WHAT IS BEING ASKED: From the records below, copy every line that contains the word "Search".

MATERIAL FOR THIS TASK:
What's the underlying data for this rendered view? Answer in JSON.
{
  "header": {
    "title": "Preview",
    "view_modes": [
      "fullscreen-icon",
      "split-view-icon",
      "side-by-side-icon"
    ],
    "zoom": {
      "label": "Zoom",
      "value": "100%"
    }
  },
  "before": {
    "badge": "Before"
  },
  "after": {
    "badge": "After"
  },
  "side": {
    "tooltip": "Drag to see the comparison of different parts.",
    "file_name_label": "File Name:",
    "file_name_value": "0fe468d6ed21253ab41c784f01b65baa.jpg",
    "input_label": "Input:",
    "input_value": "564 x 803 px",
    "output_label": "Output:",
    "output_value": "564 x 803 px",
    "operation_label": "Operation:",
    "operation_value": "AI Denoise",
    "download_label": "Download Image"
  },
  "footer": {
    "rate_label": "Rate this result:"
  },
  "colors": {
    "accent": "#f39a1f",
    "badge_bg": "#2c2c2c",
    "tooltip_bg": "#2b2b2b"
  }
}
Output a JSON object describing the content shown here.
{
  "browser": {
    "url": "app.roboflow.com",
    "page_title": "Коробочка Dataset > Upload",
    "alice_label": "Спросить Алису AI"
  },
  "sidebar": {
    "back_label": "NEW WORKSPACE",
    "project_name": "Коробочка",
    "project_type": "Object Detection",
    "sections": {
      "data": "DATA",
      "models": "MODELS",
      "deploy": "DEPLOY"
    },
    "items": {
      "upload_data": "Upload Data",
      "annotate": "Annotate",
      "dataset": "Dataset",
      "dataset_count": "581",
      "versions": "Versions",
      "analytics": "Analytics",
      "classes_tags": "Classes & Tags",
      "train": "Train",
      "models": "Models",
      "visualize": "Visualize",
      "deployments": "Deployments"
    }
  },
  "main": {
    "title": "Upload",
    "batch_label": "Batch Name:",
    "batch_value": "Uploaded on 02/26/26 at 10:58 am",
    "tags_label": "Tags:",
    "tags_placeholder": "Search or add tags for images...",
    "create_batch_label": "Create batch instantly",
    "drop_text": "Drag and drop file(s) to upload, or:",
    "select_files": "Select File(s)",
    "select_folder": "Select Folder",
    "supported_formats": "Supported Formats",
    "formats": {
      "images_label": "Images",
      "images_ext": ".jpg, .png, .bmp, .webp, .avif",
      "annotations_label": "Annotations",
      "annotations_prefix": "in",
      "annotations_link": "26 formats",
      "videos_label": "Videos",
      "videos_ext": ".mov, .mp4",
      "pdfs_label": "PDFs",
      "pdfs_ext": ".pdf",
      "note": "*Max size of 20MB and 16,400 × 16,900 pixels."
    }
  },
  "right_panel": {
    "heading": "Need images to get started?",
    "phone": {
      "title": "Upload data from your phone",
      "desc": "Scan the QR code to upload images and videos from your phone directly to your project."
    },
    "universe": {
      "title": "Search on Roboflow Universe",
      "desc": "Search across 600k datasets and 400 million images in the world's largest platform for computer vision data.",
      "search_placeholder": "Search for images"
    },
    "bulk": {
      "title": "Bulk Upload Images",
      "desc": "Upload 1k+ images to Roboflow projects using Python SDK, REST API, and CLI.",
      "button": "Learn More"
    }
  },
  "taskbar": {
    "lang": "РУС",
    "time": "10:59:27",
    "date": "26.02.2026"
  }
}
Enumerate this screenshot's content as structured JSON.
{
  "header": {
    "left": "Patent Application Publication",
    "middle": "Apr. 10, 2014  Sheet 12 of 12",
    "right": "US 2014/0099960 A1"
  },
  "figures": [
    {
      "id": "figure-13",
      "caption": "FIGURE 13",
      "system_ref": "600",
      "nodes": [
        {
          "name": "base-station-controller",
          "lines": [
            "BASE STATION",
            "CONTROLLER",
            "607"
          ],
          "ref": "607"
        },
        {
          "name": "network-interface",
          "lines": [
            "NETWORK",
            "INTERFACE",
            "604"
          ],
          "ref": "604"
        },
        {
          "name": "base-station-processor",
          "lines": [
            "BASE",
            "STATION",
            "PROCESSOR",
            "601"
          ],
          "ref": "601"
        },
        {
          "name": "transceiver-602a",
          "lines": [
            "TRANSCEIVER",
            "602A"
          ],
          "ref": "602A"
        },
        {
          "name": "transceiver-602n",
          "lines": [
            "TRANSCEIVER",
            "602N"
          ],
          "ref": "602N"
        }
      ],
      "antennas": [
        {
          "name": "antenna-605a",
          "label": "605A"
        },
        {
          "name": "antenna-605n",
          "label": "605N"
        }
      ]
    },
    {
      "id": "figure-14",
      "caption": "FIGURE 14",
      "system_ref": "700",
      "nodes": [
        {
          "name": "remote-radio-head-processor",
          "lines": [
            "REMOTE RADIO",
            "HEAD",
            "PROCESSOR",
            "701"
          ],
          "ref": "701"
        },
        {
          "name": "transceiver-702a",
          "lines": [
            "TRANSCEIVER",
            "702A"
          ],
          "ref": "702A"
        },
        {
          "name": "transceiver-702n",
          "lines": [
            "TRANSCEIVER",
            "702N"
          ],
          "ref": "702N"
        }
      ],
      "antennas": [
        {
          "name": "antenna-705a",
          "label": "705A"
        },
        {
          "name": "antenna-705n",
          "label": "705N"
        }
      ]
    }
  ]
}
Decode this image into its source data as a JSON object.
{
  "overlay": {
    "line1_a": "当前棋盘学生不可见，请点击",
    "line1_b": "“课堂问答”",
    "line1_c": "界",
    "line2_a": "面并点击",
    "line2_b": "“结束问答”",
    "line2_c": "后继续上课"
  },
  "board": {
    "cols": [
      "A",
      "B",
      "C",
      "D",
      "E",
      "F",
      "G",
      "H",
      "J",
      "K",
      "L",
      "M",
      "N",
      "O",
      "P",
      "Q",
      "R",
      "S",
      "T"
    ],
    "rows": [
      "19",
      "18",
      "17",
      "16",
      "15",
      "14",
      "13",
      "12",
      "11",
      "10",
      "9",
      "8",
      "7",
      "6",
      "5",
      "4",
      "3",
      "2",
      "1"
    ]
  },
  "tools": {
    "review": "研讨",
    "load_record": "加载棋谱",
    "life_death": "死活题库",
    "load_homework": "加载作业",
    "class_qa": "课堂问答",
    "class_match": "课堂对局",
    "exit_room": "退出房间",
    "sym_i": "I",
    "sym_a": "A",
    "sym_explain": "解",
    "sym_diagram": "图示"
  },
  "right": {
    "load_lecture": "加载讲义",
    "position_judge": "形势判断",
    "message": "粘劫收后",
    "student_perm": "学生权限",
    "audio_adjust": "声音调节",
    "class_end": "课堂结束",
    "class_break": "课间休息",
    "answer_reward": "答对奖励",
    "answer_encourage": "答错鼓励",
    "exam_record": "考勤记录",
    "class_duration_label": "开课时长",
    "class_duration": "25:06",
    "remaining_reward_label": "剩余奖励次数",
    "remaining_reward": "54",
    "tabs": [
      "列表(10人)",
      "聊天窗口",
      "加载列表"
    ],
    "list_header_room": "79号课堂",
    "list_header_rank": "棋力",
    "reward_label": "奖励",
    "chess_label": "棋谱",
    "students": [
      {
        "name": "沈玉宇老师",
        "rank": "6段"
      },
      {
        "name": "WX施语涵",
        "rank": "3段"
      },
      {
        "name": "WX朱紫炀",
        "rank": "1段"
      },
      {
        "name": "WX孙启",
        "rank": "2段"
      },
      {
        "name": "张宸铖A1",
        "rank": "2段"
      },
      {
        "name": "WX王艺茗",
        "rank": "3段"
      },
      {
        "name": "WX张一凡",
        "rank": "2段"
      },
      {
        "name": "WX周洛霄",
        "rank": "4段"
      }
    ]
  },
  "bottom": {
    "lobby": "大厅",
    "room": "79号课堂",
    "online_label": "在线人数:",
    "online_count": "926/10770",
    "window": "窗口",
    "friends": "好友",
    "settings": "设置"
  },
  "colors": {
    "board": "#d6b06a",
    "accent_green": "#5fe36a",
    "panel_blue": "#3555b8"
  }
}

EXPECTED ANSWER:
    "tags_placeholder": "Search or add tags for images...",
      "title": "Search on Roboflow Universe",
      "desc": "Search across 600k datasets and 400 million images in the world's largest platform for computer vision data.",
      "search_placeholder": "Search for images"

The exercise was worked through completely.